Cue self-medication. Cue giving up early. Cue a fake interest in causes in which one has no real investment or good faith belief. The individual is no longer walking, Ulysses-style, but going in circles. But more than a book that is intensely verbal, Ulysses is a novel with a need to reach for that verbal quality of being, because that is our natural state of being.

That’s why Ulysses comes at us from all verbal angles. For a book so often regarded as difficult, it has a devotion to connecting with us, trying every last means of language. Van Gogh wrote his letters this way. He came to a point from the left, the right, the top, the bottom. You knew what he thought, but he wanted to make sure he was covering everything, lest he was wrong and would realize it in the act of communication itself.

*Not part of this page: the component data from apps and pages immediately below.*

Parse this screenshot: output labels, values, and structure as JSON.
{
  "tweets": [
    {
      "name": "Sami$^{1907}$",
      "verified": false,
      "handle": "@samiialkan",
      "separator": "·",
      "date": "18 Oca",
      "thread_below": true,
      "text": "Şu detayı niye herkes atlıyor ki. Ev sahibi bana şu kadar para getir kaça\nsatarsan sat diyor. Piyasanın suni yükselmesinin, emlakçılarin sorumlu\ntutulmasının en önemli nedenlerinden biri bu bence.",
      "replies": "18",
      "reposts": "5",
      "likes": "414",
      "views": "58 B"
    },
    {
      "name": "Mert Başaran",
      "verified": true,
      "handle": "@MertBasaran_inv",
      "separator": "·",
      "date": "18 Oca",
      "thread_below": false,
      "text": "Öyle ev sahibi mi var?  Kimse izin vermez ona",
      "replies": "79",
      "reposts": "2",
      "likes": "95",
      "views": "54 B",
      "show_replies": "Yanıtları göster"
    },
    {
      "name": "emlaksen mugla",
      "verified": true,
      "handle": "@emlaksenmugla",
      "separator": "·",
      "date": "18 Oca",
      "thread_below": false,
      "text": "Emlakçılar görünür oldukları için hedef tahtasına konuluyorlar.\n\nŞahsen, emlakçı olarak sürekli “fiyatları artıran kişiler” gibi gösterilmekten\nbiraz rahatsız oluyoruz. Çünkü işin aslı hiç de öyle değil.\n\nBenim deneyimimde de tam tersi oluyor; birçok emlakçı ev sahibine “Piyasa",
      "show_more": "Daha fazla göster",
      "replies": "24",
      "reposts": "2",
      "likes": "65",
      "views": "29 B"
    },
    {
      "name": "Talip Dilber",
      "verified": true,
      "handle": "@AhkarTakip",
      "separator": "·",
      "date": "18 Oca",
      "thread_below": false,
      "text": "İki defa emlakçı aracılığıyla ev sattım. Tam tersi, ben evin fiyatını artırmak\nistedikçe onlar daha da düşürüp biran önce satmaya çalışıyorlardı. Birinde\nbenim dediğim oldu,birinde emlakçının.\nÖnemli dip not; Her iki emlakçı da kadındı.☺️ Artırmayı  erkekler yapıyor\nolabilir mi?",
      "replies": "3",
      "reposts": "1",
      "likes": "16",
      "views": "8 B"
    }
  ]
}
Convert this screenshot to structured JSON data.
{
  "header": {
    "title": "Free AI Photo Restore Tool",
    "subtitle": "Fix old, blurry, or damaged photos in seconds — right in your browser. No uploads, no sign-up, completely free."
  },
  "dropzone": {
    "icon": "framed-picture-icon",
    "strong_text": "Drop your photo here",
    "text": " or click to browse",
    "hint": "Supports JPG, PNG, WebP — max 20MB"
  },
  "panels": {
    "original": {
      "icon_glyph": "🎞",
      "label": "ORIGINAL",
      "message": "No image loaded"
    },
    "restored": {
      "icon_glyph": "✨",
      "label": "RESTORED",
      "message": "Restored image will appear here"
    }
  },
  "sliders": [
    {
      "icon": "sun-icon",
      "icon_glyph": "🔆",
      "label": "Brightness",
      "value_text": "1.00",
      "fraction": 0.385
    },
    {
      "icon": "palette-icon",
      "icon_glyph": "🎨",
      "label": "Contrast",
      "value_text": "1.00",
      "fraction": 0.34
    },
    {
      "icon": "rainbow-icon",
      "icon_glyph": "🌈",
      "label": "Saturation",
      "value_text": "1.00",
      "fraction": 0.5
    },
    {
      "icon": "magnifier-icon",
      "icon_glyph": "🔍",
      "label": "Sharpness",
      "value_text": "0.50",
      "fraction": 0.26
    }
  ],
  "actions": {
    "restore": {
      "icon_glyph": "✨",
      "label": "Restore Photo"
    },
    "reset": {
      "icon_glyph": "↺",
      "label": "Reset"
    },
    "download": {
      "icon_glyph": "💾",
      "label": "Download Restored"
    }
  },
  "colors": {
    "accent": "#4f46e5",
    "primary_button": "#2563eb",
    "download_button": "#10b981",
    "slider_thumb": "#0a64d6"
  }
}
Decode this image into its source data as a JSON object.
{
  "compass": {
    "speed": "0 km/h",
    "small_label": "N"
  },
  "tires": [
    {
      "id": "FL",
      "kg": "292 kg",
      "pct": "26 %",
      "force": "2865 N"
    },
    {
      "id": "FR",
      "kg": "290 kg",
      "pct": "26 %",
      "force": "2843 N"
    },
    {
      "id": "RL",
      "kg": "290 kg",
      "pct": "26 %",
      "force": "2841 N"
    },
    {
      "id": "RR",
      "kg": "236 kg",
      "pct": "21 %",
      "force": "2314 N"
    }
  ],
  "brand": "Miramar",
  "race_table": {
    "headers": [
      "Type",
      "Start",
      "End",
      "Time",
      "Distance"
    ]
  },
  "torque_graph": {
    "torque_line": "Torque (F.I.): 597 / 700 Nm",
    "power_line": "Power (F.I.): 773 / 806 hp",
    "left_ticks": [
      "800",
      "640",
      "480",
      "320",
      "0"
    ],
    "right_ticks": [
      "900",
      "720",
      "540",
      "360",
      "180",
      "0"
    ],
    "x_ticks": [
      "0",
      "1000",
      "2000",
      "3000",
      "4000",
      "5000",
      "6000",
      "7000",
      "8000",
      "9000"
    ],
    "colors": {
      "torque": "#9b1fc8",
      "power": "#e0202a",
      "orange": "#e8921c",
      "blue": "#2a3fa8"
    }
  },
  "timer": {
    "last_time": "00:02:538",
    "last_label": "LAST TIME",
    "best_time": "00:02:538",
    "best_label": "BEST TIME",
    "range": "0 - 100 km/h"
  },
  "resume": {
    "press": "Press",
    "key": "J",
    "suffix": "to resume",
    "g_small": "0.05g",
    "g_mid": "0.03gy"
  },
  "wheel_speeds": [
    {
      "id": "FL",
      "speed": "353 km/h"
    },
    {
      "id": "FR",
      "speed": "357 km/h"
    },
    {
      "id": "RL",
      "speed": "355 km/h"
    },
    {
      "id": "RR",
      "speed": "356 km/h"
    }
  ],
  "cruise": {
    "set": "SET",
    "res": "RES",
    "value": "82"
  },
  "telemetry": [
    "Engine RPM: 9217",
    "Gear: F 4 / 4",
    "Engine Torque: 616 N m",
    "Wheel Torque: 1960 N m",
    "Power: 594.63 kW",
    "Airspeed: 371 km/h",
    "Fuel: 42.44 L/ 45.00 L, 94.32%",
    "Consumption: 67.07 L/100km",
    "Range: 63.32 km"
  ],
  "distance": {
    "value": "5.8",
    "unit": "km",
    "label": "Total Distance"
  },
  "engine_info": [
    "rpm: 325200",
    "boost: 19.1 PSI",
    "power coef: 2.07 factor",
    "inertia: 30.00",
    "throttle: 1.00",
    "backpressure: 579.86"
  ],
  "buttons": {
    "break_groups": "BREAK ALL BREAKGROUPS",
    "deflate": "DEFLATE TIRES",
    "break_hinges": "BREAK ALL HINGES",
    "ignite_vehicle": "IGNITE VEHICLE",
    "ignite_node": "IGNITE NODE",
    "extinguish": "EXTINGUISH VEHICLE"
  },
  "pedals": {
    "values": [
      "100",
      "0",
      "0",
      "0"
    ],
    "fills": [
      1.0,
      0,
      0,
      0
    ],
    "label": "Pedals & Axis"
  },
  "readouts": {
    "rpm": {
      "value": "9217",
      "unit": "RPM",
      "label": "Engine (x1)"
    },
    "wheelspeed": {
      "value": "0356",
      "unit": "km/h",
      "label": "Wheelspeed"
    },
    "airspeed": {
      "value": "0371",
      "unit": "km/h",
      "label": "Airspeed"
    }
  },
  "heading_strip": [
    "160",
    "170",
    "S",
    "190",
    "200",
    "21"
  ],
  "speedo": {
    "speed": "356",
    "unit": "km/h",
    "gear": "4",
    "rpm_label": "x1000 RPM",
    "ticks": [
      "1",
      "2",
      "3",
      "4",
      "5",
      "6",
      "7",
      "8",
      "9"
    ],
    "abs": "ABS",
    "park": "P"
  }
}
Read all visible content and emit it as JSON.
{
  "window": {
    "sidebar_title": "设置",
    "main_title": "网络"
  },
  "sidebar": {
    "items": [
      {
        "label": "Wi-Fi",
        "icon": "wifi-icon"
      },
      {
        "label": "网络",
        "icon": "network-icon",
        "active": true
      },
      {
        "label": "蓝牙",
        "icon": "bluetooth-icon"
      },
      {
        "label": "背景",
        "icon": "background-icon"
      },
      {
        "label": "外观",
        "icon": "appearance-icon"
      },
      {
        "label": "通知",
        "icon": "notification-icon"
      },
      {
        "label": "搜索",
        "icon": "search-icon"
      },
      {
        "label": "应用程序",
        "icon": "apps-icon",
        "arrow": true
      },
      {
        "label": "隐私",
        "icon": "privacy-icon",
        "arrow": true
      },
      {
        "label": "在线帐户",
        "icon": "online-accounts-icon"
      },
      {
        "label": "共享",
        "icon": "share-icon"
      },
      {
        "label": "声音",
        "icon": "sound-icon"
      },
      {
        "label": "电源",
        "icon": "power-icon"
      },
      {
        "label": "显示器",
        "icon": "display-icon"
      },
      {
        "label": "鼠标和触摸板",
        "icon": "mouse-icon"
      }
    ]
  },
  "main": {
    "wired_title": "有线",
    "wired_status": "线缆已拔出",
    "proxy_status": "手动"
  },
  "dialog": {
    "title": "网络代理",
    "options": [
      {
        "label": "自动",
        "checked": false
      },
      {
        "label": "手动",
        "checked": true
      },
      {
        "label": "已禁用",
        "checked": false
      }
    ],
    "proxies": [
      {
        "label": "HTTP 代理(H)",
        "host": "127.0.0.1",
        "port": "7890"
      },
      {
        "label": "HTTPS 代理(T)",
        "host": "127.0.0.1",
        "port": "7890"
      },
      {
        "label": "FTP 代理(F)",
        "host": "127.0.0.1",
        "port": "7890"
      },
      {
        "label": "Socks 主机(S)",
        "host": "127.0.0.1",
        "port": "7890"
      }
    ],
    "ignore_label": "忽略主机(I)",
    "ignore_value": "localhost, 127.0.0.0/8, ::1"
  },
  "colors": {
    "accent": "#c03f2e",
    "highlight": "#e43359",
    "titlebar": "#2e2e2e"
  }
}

This is Leopold Bloom. He’s not so much a pain in the royal Irish arse to “get” as he is human. We think like he does in the associative methodology of our thoughts. But unlike Bloom, we’re increasingly likely to tap out, and to acquiesce to cliché and stock image, in turn becoming a version of cliché and stock image incarnate. The brain is a muscle, the same as language is a skill we must work at. Make sure we drop and give ourselves twenty, to put it in push-up terms. Reading functions the same way. Read, think through what you’ve read, and you get sharper, you think better, you speak better, you connect more with everything with which there is to connect. Your daughter. Your friend. Nature. That Prince album you haven’t heard in a while. Your dog, for that matter. Birdsong. The predawn black coffee as it first goes under the tongue. Your mistakes. Your aspirations. You.


bottom of page